__App and web page records__
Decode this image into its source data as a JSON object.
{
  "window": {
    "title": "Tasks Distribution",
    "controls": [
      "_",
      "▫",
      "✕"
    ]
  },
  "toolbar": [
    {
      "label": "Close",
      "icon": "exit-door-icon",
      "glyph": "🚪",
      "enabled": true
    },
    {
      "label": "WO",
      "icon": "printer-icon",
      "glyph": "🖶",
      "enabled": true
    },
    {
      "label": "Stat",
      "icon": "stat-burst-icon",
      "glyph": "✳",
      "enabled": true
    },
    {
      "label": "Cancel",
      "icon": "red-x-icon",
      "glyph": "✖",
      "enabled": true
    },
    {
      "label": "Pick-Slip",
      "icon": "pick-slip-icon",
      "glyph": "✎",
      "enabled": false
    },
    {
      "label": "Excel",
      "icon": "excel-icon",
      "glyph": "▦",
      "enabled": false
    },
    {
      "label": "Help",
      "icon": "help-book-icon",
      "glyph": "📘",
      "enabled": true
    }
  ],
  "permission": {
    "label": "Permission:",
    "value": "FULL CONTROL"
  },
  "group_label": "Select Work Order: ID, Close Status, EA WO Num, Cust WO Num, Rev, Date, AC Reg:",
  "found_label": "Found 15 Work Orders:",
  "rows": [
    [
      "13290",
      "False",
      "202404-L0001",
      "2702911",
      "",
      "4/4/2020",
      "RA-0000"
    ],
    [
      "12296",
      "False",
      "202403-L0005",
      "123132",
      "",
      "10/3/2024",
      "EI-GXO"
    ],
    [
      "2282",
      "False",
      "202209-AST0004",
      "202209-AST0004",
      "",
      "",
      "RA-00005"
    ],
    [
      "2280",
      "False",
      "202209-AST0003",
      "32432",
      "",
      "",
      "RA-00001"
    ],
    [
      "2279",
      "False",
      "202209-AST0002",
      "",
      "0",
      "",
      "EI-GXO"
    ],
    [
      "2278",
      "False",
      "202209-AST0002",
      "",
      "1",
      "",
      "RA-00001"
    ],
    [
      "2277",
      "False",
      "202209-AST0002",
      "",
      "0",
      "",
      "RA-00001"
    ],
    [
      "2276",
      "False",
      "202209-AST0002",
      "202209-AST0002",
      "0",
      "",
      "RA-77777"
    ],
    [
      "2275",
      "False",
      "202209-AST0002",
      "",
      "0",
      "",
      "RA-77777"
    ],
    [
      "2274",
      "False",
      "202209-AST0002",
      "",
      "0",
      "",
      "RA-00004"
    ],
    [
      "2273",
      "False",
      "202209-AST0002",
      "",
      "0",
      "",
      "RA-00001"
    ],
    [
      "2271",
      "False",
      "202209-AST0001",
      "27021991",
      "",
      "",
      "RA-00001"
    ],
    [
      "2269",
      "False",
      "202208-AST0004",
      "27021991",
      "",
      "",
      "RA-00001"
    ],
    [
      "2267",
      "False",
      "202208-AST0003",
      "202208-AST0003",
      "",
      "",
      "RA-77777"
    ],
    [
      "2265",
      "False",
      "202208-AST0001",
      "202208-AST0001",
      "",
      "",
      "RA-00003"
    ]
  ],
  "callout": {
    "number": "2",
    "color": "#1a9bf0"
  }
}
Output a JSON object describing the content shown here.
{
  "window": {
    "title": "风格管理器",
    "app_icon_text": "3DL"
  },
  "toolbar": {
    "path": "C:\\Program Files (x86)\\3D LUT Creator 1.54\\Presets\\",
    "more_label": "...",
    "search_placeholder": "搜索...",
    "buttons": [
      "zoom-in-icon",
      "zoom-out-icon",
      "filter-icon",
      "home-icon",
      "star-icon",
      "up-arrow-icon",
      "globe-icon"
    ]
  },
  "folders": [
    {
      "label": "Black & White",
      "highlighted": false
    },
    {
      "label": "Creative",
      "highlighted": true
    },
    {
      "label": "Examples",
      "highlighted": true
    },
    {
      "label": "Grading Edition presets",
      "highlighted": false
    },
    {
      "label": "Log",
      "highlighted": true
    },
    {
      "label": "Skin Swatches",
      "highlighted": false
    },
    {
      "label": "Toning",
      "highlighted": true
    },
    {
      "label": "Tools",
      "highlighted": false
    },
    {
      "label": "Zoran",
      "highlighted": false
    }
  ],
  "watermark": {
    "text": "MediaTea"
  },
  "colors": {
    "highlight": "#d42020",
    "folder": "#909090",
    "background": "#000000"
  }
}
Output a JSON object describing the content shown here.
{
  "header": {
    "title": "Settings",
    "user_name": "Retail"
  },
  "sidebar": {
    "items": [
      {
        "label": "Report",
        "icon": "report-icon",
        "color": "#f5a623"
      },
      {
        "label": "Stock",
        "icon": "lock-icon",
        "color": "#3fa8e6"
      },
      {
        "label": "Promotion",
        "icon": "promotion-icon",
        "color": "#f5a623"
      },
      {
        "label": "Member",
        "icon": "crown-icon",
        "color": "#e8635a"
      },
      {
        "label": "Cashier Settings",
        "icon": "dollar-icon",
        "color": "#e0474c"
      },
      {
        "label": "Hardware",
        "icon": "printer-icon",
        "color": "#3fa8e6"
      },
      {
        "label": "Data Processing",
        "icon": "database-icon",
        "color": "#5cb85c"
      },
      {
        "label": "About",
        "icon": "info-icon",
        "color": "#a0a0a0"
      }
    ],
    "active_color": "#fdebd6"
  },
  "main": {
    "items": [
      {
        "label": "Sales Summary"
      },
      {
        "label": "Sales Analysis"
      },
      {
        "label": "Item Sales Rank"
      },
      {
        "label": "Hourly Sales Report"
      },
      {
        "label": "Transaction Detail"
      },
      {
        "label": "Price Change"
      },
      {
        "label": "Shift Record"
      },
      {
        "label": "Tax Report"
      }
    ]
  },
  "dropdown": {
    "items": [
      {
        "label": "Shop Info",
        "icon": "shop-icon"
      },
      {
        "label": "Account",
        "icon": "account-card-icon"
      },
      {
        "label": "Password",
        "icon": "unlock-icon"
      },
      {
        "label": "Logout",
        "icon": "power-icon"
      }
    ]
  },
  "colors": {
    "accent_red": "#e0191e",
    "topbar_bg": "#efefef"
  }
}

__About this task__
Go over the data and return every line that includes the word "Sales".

__Task response__
        "label": "Sales Summary"
        "label": "Sales Analysis"
        "label": "Item Sales Rank"
        "label": "Hourly Sales Report"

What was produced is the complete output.